In many poor countries, even basic statistics like population can be hard to calculate, as the government simply doesn’t have the resources or know-how to gather this statistical information. That’s why most countries use simplified models to determine their official GDP numbers. These models are supposed to be recalibrated every few years to reflect structural changes in the economy, like the growing importance of services and new telecommunications and computing technologies. But many African countries are still using models established in the 1980s or early 1990s. When Ghana updated its base year from 1993 to 2006, it discovered $13 billion in economic activity that had been missed in official statistics.
The GDP figure is one of the most important statistics used by policymakers and businesses to make decisions about investment, lending, foreign aid, taxes, and the delivery of government services. Indeed, while Nigeria’s people won’t be any richer after the rebasing than they were before, the change will reduce the government’s debt-to-GDP ratio from 17.3 percent to as low as 10 percent and shrink the budget deficit — though it may also be disqualified for some aid, as Nigeria could officially become a middle-income country. The change will also affect academic studies that use changes in GDP to measure the impact of different policies and country characteristics, potentially leading to a new understanding of what works and what doesn’t.
Even in the United States, where comprehensive tax and business registration records and sophisticated, well-funded statistical agencies make it relatively easy to get a solid picture of the economy, changes to the GDP model can have a big impact. For instance, earlier this year the Bureau of Economic Analysis began counting private R&D spending as an investment rather than an expense, reflecting the shift to an “ideas-based economy.”

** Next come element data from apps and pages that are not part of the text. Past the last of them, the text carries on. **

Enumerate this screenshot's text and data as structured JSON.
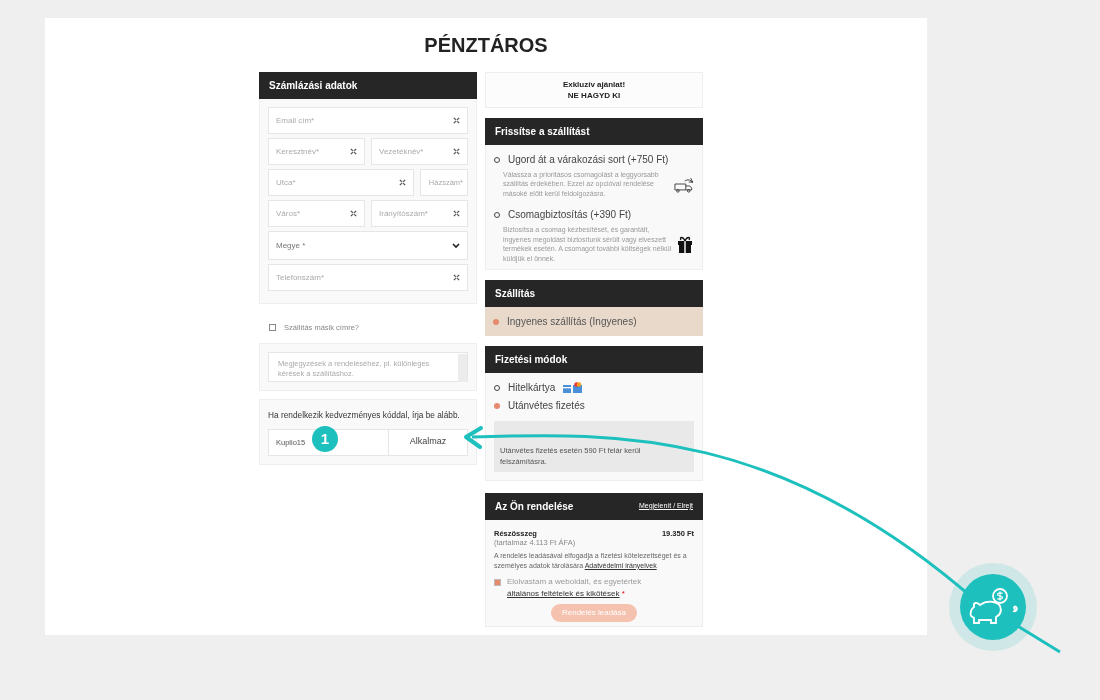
{
  "page_title": "PÉNZTÁROS",
  "billing": {
    "title": "Számlázási adatok",
    "rows": [
      [
        {
          "kind": "text",
          "placeholder": "Email cím*",
          "clear": true
        }
      ],
      [
        {
          "kind": "text",
          "placeholder": "Keresztnév*",
          "clear": true
        },
        {
          "kind": "text",
          "placeholder": "Vezetéknév*",
          "clear": true
        }
      ],
      [
        {
          "kind": "text",
          "placeholder": "Utca*",
          "clear": true
        },
        {
          "kind": "text",
          "placeholder": "Házszám*",
          "clear": false
        }
      ],
      [
        {
          "kind": "text",
          "placeholder": "Város*",
          "clear": true
        },
        {
          "kind": "text",
          "placeholder": "Irányítószám*",
          "clear": true
        }
      ],
      [
        {
          "kind": "select",
          "placeholder": "Megye *"
        }
      ],
      [
        {
          "kind": "text",
          "placeholder": "Telefonszám*",
          "clear": true
        }
      ]
    ]
  },
  "ship_elsewhere": {
    "label": "Szállítás másik címre?",
    "checked": false
  },
  "notes": {
    "placeholder": "Megjegyzések a rendeléséhez, pl. különleges kérések a szállításhoz."
  },
  "coupon": {
    "prompt": "Ha rendelkezik kedvezményes kóddal, írja be alább.",
    "value": "Kuplio15",
    "button": "Alkalmaz"
  },
  "offer": {
    "line1": "Exkluzív ajánlat!",
    "line2": "NE HAGYD KI"
  },
  "upgrades": {
    "title": "Frissítse a szállítást",
    "options": [
      {
        "label": "Ugord át a várakozási sort (+750 Ft)",
        "description": "Válassza a prioritásos csomagolást a leggyorsabb szállítás érdekében. Ezzel az opcióval rendelése másoké előtt kerül feldolgozásra.",
        "selected": false
      },
      {
        "label": "Csomagbiztosítás (+390 Ft)",
        "description": "Biztosítsa a csomag kézbesítését, és garantált, ingyenes megoldást biztosítunk sérült vagy elveszett termékek esetén. A csomagot további költségek nélkül küldjük el önnek.",
        "selected": false
      }
    ]
  },
  "shipping": {
    "title": "Szállítás",
    "options": [
      {
        "label": "Ingyenes szállítás (Ingyenes)",
        "selected": true
      }
    ]
  },
  "payment": {
    "title": "Fizetési módok",
    "methods": [
      {
        "label": "Hitelkártya",
        "selected": false,
        "cards": true
      },
      {
        "label": "Utánvétes fizetés",
        "selected": true,
        "cards": false
      }
    ],
    "note": "Utánvétes fizetés esetén 590 Ft felár kerül felszámításra."
  },
  "order": {
    "title": "Az Ön rendelése",
    "toggle": "Megjelenít / Elrejt",
    "subtotal_label": "Részösszeg",
    "tax_note": "(tartalmaz 4.113 Ft ÁFA)",
    "subtotal": "19.350 Ft",
    "privacy_text": "A rendelés leadásával elfogadja a fizetési kötelezettséget és a személyes adatok tárolására",
    "privacy_link": "Adatvédelmi irányelvek",
    "terms_text": "Elolvastam a weboldalt, és egyetértek",
    "terms_link": "általános feltételek és kikötések",
    "terms_required": "*",
    "terms_checked": true,
    "submit": "Rendelés leadása"
  },
  "callout": {
    "number": "1"
  }
}
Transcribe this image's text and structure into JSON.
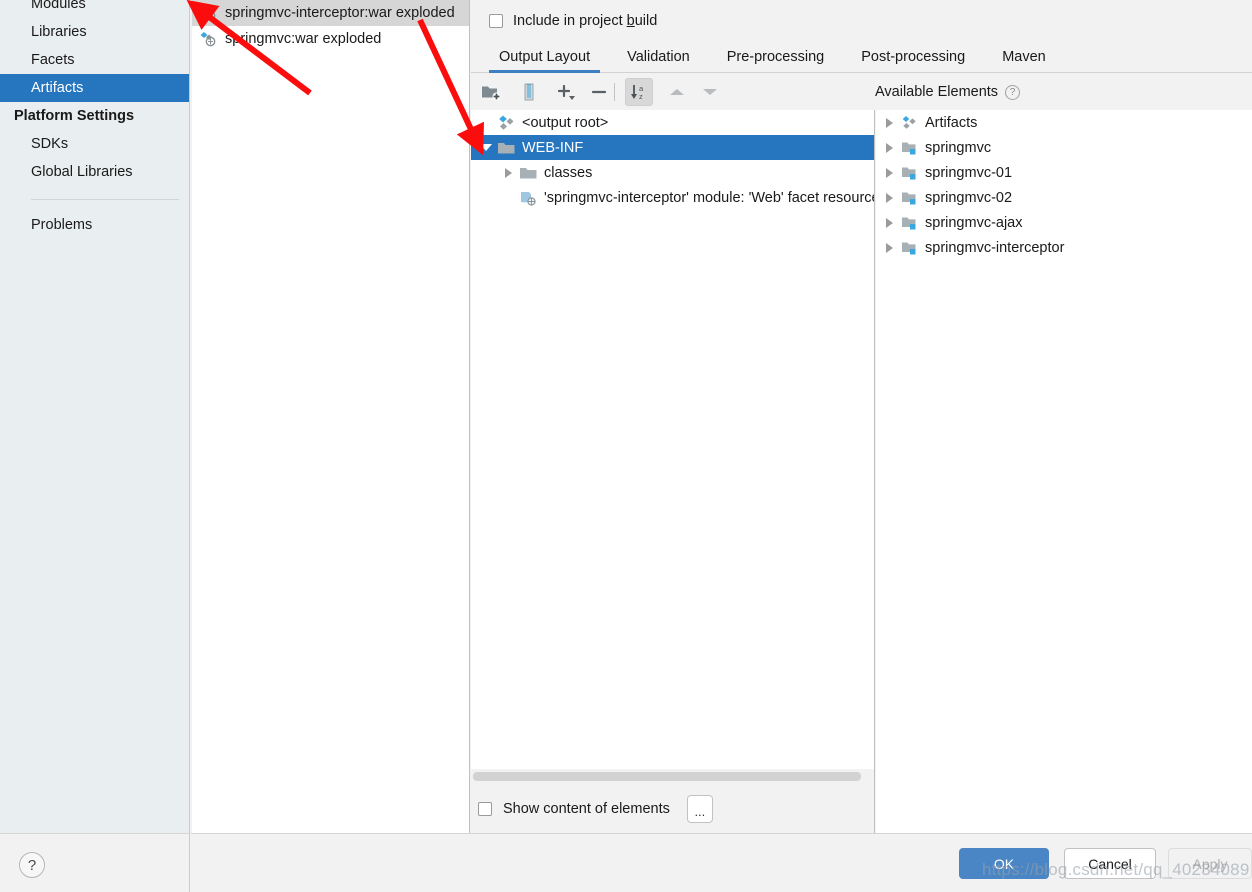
{
  "sidebar": {
    "items": [
      {
        "label": "Modules",
        "type": "item",
        "selected": false
      },
      {
        "label": "Libraries",
        "type": "item",
        "selected": false
      },
      {
        "label": "Facets",
        "type": "item",
        "selected": false
      },
      {
        "label": "Artifacts",
        "type": "item",
        "selected": true
      },
      {
        "label": "Platform Settings",
        "type": "header",
        "selected": false
      },
      {
        "label": "SDKs",
        "type": "item",
        "selected": false
      },
      {
        "label": "Global Libraries",
        "type": "item",
        "selected": false
      },
      {
        "label": "Problems",
        "type": "item",
        "selected": false
      }
    ],
    "help_glyph": "?"
  },
  "artifacts": {
    "items": [
      {
        "label": "springmvc-interceptor:war exploded",
        "selected": true
      },
      {
        "label": "springmvc:war exploded",
        "selected": false
      }
    ]
  },
  "editor": {
    "include_in_build": {
      "label_before": "Include in project ",
      "label_mnemonic": "b",
      "label_after": "uild",
      "checked": false
    },
    "tabs": [
      {
        "label": "Output Layout",
        "active": true
      },
      {
        "label": "Validation",
        "active": false
      },
      {
        "label": "Pre-processing",
        "active": false
      },
      {
        "label": "Post-processing",
        "active": false
      },
      {
        "label": "Maven",
        "active": false
      }
    ],
    "toolbar": [
      {
        "name": "create-directory-icon",
        "pressed": false
      },
      {
        "name": "create-archive-icon",
        "pressed": false
      },
      {
        "name": "add-icon",
        "pressed": false
      },
      {
        "name": "remove-icon",
        "pressed": false
      },
      {
        "name": "sort-alphabetically-icon",
        "pressed": true
      },
      {
        "name": "move-up-icon",
        "pressed": false
      },
      {
        "name": "move-down-icon",
        "pressed": false
      }
    ],
    "available_elements": {
      "title": "Available Elements",
      "help_glyph": "?"
    },
    "output_tree": [
      {
        "label": "<output root>",
        "indent": 0,
        "icon": "artifact-icon",
        "twisty": "none",
        "selected": false
      },
      {
        "label": "WEB-INF",
        "indent": 0,
        "icon": "folder-icon",
        "twisty": "down",
        "selected": true
      },
      {
        "label": "classes",
        "indent": 1,
        "icon": "folder-icon",
        "twisty": "right",
        "selected": false
      },
      {
        "label": "'springmvc-interceptor' module: 'Web' facet resources",
        "indent": 1,
        "icon": "facet-resource-icon",
        "twisty": "none",
        "selected": false
      }
    ],
    "available_tree": [
      {
        "label": "Artifacts",
        "icon": "artifact-icon",
        "twisty": "right"
      },
      {
        "label": "springmvc",
        "icon": "module-icon",
        "twisty": "right"
      },
      {
        "label": "springmvc-01",
        "icon": "module-icon",
        "twisty": "right"
      },
      {
        "label": "springmvc-02",
        "icon": "module-icon",
        "twisty": "right"
      },
      {
        "label": "springmvc-ajax",
        "icon": "module-icon",
        "twisty": "right"
      },
      {
        "label": "springmvc-interceptor",
        "icon": "module-icon",
        "twisty": "right"
      }
    ],
    "show_content": {
      "label": "Show content of elements",
      "checked": false,
      "ellipsis_label": "..."
    }
  },
  "footer": {
    "ok": "OK",
    "cancel": "Cancel",
    "apply": "Apply"
  },
  "watermark": "https://blog.csdn.net/qq_40234089",
  "colors": {
    "selection_blue": "#2675bf",
    "tab_underline": "#3d7fc1",
    "ok_button": "#4a86c5",
    "sidebar_bg": "#e9eef0",
    "annotation_red": "#fb0d0d"
  }
}
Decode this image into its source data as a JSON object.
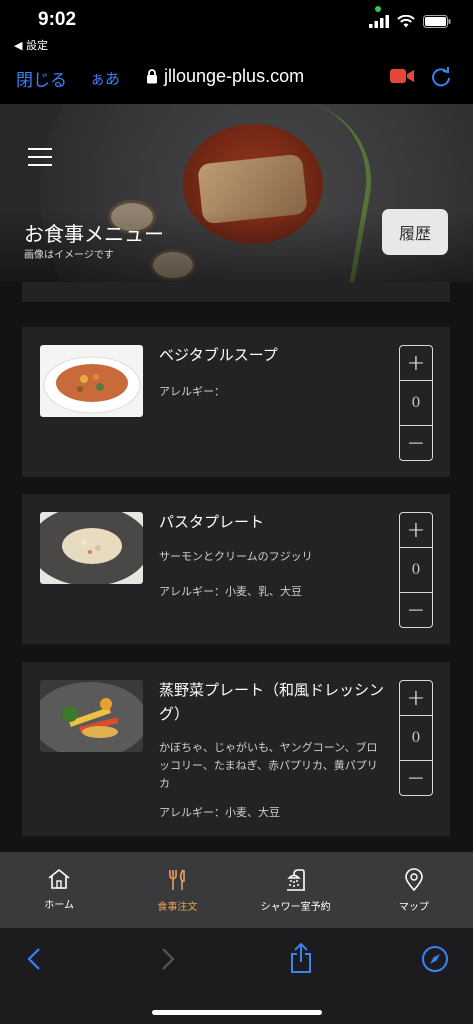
{
  "status": {
    "time": "9:02",
    "back_label": "◀ 設定"
  },
  "browser": {
    "close_label": "閉じる",
    "aa_label": "ぁあ",
    "url": "jllounge-plus.com"
  },
  "header": {
    "title": "お食事メニュー",
    "subtitle": "画像はイメージです",
    "history_label": "履歴"
  },
  "menu": {
    "items": [
      {
        "name": "ベジタブルスープ",
        "description": "",
        "allergy": "アレルギー：",
        "quantity": "0",
        "plus": "+",
        "minus": "−"
      },
      {
        "name": "パスタプレート",
        "description": "サーモンとクリームのフジッリ",
        "allergy": "アレルギー：小麦、乳、大豆",
        "quantity": "0",
        "plus": "+",
        "minus": "−"
      },
      {
        "name": "蒸野菜プレート（和風ドレッシング）",
        "description": "かぼちゃ、じゃがいも、ヤングコーン、ブロッコリー、たまねぎ、赤パプリカ、黄パプリカ",
        "allergy": "アレルギー：小麦、大豆",
        "quantity": "0",
        "plus": "+",
        "minus": "−"
      }
    ]
  },
  "tabs": [
    {
      "label": "ホーム",
      "icon": "home-icon"
    },
    {
      "label": "食事注文",
      "icon": "fork-knife-icon"
    },
    {
      "label": "シャワー室予約",
      "icon": "shower-icon"
    },
    {
      "label": "マップ",
      "icon": "map-pin-icon"
    }
  ],
  "colors": {
    "accent": "#e6a05a",
    "link": "#3b82f6",
    "card": "#232325",
    "record": "#e5483b"
  }
}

In countries like Nigeria, however, there is an additional dimension to the technical problem of rebasing GDP: many (if not most) of the businesses in the country are informal, meaning they aren’t officially registered and don’t pay taxes. This doesn’t just create headaches for government accountants. Informality means that the government misses out on much-needed tax revenue necessary for providing infrastructure, education, and other services. For the business owners, it means great difficulty in accessing capital, hiring workers, and signing contracts. Informal businesses are also ripe targets for corruption and expropriation, as they lack secure rights to their property.
GDP rebasing puts this problem into sharper relief, as the new figures will lower the GDP share of government revenues to just 17 percent — well below the level that is considered optimal for a country like a Nigeria. For countries plagued by informality, inaccurate GDP figures are just the tip of the iceberg. By making it easier to register a business, smoothing out regulatory burdens, and reducing corruption and complexity in the tax system, Nigeria can capitalize on the structural changes taking place in its economy to unleash a new wave of economic growth that doesn’t only exist on paper.
Jon Custer is Social Media / Communications Coordinator at CIPE.